START Task inputs
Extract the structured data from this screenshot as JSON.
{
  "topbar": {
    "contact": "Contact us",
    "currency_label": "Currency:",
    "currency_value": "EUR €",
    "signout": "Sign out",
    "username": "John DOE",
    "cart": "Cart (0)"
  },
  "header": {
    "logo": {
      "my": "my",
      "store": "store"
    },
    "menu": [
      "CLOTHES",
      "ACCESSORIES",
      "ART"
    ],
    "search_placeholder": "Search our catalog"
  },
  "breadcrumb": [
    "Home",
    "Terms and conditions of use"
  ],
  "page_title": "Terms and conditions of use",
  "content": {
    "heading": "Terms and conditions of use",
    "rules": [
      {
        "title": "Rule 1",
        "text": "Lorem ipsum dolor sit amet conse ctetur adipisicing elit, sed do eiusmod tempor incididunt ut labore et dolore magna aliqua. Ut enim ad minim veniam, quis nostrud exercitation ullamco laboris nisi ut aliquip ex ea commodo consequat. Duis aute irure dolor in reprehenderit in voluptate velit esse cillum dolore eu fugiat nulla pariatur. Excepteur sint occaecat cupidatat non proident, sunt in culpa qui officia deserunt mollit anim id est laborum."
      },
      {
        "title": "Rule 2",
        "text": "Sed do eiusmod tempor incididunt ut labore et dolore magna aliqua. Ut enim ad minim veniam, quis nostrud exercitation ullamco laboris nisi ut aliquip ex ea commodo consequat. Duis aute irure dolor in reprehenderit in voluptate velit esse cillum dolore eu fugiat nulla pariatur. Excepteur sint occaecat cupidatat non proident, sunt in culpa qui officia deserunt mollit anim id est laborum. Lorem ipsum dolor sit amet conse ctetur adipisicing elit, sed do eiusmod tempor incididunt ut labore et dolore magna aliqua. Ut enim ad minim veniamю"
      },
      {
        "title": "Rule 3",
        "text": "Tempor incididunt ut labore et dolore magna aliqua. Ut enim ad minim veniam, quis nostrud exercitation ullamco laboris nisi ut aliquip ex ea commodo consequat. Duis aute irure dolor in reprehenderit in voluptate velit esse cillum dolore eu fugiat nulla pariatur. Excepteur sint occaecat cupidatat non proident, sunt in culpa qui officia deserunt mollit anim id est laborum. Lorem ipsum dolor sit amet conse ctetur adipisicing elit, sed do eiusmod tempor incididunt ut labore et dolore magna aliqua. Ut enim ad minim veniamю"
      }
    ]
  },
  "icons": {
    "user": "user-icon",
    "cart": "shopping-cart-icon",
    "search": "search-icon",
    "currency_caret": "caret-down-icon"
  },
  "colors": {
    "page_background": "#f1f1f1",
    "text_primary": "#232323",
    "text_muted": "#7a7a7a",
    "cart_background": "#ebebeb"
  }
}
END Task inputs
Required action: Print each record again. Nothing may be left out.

Exercise output:
Extract the structured data from this screenshot as JSON.
{
  "topbar": {
    "contact": "Contact us",
    "currency_label": "Currency:",
    "currency_value": "EUR €",
    "signout": "Sign out",
    "username": "John DOE",
    "cart": "Cart (0)"
  },
  "header": {
    "logo": {
      "my": "my",
      "store": "store"
    },
    "menu": [
      "CLOTHES",
      "ACCESSORIES",
      "ART"
    ],
    "search_placeholder": "Search our catalog"
  },
  "breadcrumb": [
    "Home",
    "Terms and conditions of use"
  ],
  "page_title": "Terms and conditions of use",
  "content": {
    "heading": "Terms and conditions of use",
    "rules": [
      {
        "title": "Rule 1",
        "text": "Lorem ipsum dolor sit amet conse ctetur adipisicing elit, sed do eiusmod tempor incididunt ut labore et dolore magna aliqua. Ut enim ad minim veniam, quis nostrud exercitation ullamco laboris nisi ut aliquip ex ea commodo consequat. Duis aute irure dolor in reprehenderit in voluptate velit esse cillum dolore eu fugiat nulla pariatur. Excepteur sint occaecat cupidatat non proident, sunt in culpa qui officia deserunt mollit anim id est laborum."
      },
      {
        "title": "Rule 2",
        "text": "Sed do eiusmod tempor incididunt ut labore et dolore magna aliqua. Ut enim ad minim veniam, quis nostrud exercitation ullamco laboris nisi ut aliquip ex ea commodo consequat. Duis aute irure dolor in reprehenderit in voluptate velit esse cillum dolore eu fugiat nulla pariatur. Excepteur sint occaecat cupidatat non proident, sunt in culpa qui officia deserunt mollit anim id est laborum. Lorem ipsum dolor sit amet conse ctetur adipisicing elit, sed do eiusmod tempor incididunt ut labore et dolore magna aliqua. Ut enim ad minim veniamю"
      },
      {
        "title": "Rule 3",
        "text": "Tempor incididunt ut labore et dolore magna aliqua. Ut enim ad minim veniam, quis nostrud exercitation ullamco laboris nisi ut aliquip ex ea commodo consequat. Duis aute irure dolor in reprehenderit in voluptate velit esse cillum dolore eu fugiat nulla pariatur. Excepteur sint occaecat cupidatat non proident, sunt in culpa qui officia deserunt mollit anim id est laborum. Lorem ipsum dolor sit amet conse ctetur adipisicing elit, sed do eiusmod tempor incididunt ut labore et dolore magna aliqua. Ut enim ad minim veniamю"
      }
    ]
  },
  "icons": {
    "user": "user-icon",
    "cart": "shopping-cart-icon",
    "search": "search-icon",
    "currency_caret": "caret-down-icon"
  },
  "colors": {
    "page_background": "#f1f1f1",
    "text_primary": "#232323",
    "text_muted": "#7a7a7a",
    "cart_background": "#ebebeb"
  }
}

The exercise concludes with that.